Helping universities to focus their research and enormous intellectual capital on areas that have the potential for the creation of world-leading intellectual property is a role that businesses like ours increasingly need to step up to. Sustainable future growth needs purposeful innovation that is socially and commercially relevant.

At a global level we see how things like the Sustainable Development Goals and Paris Agreement need to apply a collaborative and open approach to transcend national and political boundaries and develop innovative solutions to the big global issues of our time - extreme poverty, inequality and climate change.

And every day we see examples of the collective power of people using social media.
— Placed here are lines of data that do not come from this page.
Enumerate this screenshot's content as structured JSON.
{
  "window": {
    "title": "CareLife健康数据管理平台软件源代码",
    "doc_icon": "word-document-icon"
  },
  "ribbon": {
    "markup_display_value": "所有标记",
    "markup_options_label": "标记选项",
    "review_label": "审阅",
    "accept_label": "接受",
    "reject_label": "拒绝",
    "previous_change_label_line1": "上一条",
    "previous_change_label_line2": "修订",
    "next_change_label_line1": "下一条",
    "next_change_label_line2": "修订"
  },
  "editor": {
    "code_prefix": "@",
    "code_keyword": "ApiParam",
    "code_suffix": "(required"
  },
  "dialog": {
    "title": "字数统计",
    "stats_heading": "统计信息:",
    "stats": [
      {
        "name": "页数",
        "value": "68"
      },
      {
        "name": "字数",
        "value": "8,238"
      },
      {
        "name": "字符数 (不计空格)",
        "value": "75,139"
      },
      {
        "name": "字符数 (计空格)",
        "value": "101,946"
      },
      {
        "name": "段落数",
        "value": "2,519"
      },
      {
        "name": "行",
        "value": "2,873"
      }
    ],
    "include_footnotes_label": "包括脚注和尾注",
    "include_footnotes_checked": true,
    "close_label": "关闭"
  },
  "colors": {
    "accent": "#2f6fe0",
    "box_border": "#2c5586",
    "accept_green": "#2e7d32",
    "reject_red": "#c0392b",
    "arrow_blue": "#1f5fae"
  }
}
When used responsibly, this can be a force for good, supporting people in need and improving the state of the world. The first social media platforms were born of a few creative and collaborative minds less than a decade ago. They have since been adopted by billions of people and continue to evolve in their form and function.

In 2016, Major Tim Peake, Britain's first astronaut, used social media to bring the enormity of space closer to millions of schoolchildren in the UK and around the world. The International Space Station, which he visited, is one of the most ambitious international collaborations ever attempted and the most politically complex space exploration program ever undertaken. The largest space station ever constructed, it continues to be assembled in orbit and to date has been visited by astronauts of nearly 20 nationalities who make use of its research laboratories to improve our understanding of the world around us.

So whether we look to the inky blackness of the sky or somewhere closer to home, we see time and again the power of the exchange of ideas and of working together across boundaries.

Chance favors the connected mind; fortune favors the brave. In our modern world, responsive and responsible business leaders need to create environments where ideas can connect and people can collaborate.

The author is the Chief Executive of BT Group. The views do not necessarily reflect those of China Daily.

( China Daily European Weekly 01/13/2017 page9)

Copyright 1995 - . All rights reserved. The content (including but not limited to text, photo, multimedia information, etc) published in this site belongs to China Daily Information Co (CDIC). Without written authorization from CDIC, such content shall not be republished or used in any form. Note: Browsers with 1024*768 or higher resolution are suggested for this site.
License for publishing multimedia online 0108263

Registration Number: 130349